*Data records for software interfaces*
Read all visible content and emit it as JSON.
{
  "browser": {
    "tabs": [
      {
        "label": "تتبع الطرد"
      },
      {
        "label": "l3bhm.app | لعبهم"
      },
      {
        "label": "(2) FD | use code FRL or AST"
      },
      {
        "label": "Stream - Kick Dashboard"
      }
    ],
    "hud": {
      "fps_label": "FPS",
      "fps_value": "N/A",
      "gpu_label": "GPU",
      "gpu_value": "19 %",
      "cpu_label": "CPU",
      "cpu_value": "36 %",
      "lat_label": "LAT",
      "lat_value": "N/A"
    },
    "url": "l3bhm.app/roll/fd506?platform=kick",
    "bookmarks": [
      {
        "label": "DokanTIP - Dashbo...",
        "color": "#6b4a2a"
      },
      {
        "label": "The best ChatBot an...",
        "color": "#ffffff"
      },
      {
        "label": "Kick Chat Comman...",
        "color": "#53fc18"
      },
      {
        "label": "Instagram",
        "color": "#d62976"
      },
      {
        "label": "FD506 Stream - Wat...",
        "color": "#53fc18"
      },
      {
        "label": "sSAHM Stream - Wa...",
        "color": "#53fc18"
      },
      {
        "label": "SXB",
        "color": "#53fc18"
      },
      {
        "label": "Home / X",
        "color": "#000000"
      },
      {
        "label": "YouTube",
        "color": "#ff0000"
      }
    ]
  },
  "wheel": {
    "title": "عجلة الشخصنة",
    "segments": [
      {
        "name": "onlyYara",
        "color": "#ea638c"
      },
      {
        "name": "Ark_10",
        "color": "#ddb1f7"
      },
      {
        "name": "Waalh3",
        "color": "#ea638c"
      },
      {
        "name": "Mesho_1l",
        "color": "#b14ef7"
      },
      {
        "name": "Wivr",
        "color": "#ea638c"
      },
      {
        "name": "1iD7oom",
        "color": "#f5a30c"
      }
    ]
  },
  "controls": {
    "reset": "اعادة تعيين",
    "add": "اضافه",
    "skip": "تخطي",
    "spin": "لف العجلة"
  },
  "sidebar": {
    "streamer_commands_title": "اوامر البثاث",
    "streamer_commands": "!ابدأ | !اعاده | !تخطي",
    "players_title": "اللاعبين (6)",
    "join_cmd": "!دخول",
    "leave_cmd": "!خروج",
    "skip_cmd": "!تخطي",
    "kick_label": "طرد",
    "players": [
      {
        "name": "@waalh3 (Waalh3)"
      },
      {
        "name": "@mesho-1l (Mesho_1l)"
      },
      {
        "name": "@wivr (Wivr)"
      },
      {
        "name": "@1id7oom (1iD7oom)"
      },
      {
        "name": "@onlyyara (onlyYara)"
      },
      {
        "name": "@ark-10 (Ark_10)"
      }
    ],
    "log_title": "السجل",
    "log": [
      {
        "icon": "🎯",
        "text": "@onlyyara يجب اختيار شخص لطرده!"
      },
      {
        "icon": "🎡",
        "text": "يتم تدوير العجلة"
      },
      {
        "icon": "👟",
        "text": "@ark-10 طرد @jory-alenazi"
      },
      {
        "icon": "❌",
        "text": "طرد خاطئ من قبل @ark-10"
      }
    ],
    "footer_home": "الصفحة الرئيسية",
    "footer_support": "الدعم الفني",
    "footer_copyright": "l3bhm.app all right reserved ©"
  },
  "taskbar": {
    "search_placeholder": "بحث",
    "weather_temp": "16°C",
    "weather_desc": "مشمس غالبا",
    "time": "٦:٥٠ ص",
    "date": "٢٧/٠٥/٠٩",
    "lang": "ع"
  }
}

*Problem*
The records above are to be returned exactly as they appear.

*Answer box*
Read all visible content and emit it as JSON.
{
  "browser": {
    "tabs": [
      {
        "label": "تتبع الطرد"
      },
      {
        "label": "l3bhm.app | لعبهم"
      },
      {
        "label": "(2) FD | use code FRL or AST"
      },
      {
        "label": "Stream - Kick Dashboard"
      }
    ],
    "hud": {
      "fps_label": "FPS",
      "fps_value": "N/A",
      "gpu_label": "GPU",
      "gpu_value": "19 %",
      "cpu_label": "CPU",
      "cpu_value": "36 %",
      "lat_label": "LAT",
      "lat_value": "N/A"
    },
    "url": "l3bhm.app/roll/fd506?platform=kick",
    "bookmarks": [
      {
        "label": "DokanTIP - Dashbo...",
        "color": "#6b4a2a"
      },
      {
        "label": "The best ChatBot an...",
        "color": "#ffffff"
      },
      {
        "label": "Kick Chat Comman...",
        "color": "#53fc18"
      },
      {
        "label": "Instagram",
        "color": "#d62976"
      },
      {
        "label": "FD506 Stream - Wat...",
        "color": "#53fc18"
      },
      {
        "label": "sSAHM Stream - Wa...",
        "color": "#53fc18"
      },
      {
        "label": "SXB",
        "color": "#53fc18"
      },
      {
        "label": "Home / X",
        "color": "#000000"
      },
      {
        "label": "YouTube",
        "color": "#ff0000"
      }
    ]
  },
  "wheel": {
    "title": "عجلة الشخصنة",
    "segments": [
      {
        "name": "onlyYara",
        "color": "#ea638c"
      },
      {
        "name": "Ark_10",
        "color": "#ddb1f7"
      },
      {
        "name": "Waalh3",
        "color": "#ea638c"
      },
      {
        "name": "Mesho_1l",
        "color": "#b14ef7"
      },
      {
        "name": "Wivr",
        "color": "#ea638c"
      },
      {
        "name": "1iD7oom",
        "color": "#f5a30c"
      }
    ]
  },
  "controls": {
    "reset": "اعادة تعيين",
    "add": "اضافه",
    "skip": "تخطي",
    "spin": "لف العجلة"
  },
  "sidebar": {
    "streamer_commands_title": "اوامر البثاث",
    "streamer_commands": "!ابدأ | !اعاده | !تخطي",
    "players_title": "اللاعبين (6)",
    "join_cmd": "!دخول",
    "leave_cmd": "!خروج",
    "skip_cmd": "!تخطي",
    "kick_label": "طرد",
    "players": [
      {
        "name": "@waalh3 (Waalh3)"
      },
      {
        "name": "@mesho-1l (Mesho_1l)"
      },
      {
        "name": "@wivr (Wivr)"
      },
      {
        "name": "@1id7oom (1iD7oom)"
      },
      {
        "name": "@onlyyara (onlyYara)"
      },
      {
        "name": "@ark-10 (Ark_10)"
      }
    ],
    "log_title": "السجل",
    "log": [
      {
        "icon": "🎯",
        "text": "@onlyyara يجب اختيار شخص لطرده!"
      },
      {
        "icon": "🎡",
        "text": "يتم تدوير العجلة"
      },
      {
        "icon": "👟",
        "text": "@ark-10 طرد @jory-alenazi"
      },
      {
        "icon": "❌",
        "text": "طرد خاطئ من قبل @ark-10"
      }
    ],
    "footer_home": "الصفحة الرئيسية",
    "footer_support": "الدعم الفني",
    "footer_copyright": "l3bhm.app all right reserved ©"
  },
  "taskbar": {
    "search_placeholder": "بحث",
    "weather_temp": "16°C",
    "weather_desc": "مشمس غالبا",
    "time": "٦:٥٠ ص",
    "date": "٢٧/٠٥/٠٩",
    "lang": "ع"
  }
}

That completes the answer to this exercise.